Booker nominee's novel mourns Zimbabwe's 'lost decade'
Zimbabwean author NoViolet Bulawayo, who is nominated for the prestigious Man Booker Prize on Tuesday, called for new leadership in her country where President Robert Mugabe has been returned to power in disputed elections.
"We have been with one set of leadership from right before I was born. That is really not healthy in a democracy," said the 31-year old, whose debut novel "We Need New Names" is one of six titles shortlisted for the literary award.
"I feel we need a constant injection of new ideas, as in new personalities. It makes any space richer," she told AFP in an interview in South Africa where she is currently on tour.
"When something is not working, you need to change it. So we need really a new breed, a new culture of politics to carry us to where we need to be," said the author, whose real name is Elizabeth Zandile Tshele.
Mugabe swept to power in 1980 as an independence hero bringing democracy to millions of black Zimbabweans, and was widely credited with health and education reforms. He was sworn in for another five years in August.
But in the last decade, the economy has crumbled following the introduction of disastrous land reforms in 2000.
"The book came out of Zimbabwe's lost decade," said the writer, who grew up in the country's second largest city of Bulawayo before going to study in the United States.
"What inspired it is so fresh in people's imaginations."
The semi-autobiographical novel's sums up the message.
"What I was saying was we need new ways of living, new ways of imagining ourselves, new ways of leadership, just a revamping of systems -- starting from the self to the larger communal."
Life is a daily struggle for the main character, a 10-year-old girl named Darling and her friends who live in an slum area named Paradise in Zimbabwe.
Darling is lucky to emigrate to the United States, though there she finds that the grass is not always greener on the other side as she starts to grapple with foreign cultures.
"She really loses a large part of herself," said Bulawayo, "and the book ends with her still trying to negotiate with the American terrain."
Bulawayo, who left Zimbabwe 13 years ago, only returned home this year and was shocked.
"What happened to my country? It was a shock to the system. The able and beautiful country of my childhood had given way to something so new that I couldn't relate to," she said.
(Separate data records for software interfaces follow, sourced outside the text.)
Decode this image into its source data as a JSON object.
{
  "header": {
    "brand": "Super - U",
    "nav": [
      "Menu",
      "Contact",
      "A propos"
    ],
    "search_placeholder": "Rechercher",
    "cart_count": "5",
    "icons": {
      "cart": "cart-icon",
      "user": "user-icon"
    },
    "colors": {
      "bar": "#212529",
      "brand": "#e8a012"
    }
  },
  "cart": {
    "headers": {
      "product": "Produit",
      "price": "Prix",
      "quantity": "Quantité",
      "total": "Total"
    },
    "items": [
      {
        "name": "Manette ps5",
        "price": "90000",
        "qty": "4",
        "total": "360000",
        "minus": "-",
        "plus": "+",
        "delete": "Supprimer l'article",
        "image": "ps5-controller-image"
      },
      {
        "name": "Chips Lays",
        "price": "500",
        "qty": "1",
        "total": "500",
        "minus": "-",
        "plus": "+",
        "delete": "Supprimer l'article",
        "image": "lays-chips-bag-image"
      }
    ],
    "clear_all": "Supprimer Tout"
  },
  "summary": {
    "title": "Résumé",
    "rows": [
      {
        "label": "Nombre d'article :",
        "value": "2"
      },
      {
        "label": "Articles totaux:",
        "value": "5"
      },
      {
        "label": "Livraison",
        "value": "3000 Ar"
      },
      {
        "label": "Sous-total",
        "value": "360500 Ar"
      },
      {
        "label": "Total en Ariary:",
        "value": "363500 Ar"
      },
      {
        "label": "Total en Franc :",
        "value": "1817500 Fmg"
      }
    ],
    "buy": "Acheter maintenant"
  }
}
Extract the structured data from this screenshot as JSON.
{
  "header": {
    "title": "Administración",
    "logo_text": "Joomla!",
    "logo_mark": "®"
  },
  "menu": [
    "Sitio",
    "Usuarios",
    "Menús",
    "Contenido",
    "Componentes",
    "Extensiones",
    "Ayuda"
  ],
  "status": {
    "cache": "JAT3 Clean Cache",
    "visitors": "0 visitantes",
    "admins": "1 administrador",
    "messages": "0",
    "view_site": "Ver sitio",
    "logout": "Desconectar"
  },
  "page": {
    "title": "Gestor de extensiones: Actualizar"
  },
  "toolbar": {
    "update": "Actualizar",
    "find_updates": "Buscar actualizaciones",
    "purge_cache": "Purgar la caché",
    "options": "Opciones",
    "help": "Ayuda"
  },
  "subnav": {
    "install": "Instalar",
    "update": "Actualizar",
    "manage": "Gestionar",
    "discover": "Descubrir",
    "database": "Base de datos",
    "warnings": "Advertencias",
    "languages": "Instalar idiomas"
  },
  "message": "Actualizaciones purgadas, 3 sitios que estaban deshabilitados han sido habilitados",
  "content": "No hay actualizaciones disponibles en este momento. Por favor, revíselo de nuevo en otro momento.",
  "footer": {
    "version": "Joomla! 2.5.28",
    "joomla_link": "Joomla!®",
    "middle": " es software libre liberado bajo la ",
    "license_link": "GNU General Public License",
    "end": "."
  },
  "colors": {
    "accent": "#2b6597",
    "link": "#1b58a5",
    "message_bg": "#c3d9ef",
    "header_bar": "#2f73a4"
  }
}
She found herself grappling with realities such as electricity outages or water cuts.
Born in 1981, a year after Zimbabwe gained independence from colonial power Britain, she is part of the so-called born-free generation and said she yearns for the her country to recover its lost glory.
She uses the pen name NoViolet -- which means "with Violet" in her native Ndebele -- in honour of her mother who died when she was 18 months old. She also took the name Bulawayo, after the city she grew up in.
A fellow at Stanford University in California, Bulawayo authored a short story Hitting Budapest (2010), which won the 2011 Caine Prize for African Writing.
Her novel has also been nominated for Britain's Guardian newspaper's First Book Award.
Bulawayo, the first Zimbabwean shortlisted for the Booker, will be the fourth African winner if she triumphs on October 15.
South African J.M. Coetzee won in 1983 and 1999. His countrywoman Nadine Gordimer was joint winner for her novel "The Conservationist" in 1974, while Nigerian-born Ben Okri won for his third novel "The Famished Road" in 1991.
Bulawayo is surprised at her nomination for the Man Booker Prize.
"I feel very lucky and honoured especially as this is my first novel," she said.
© 2013 AFP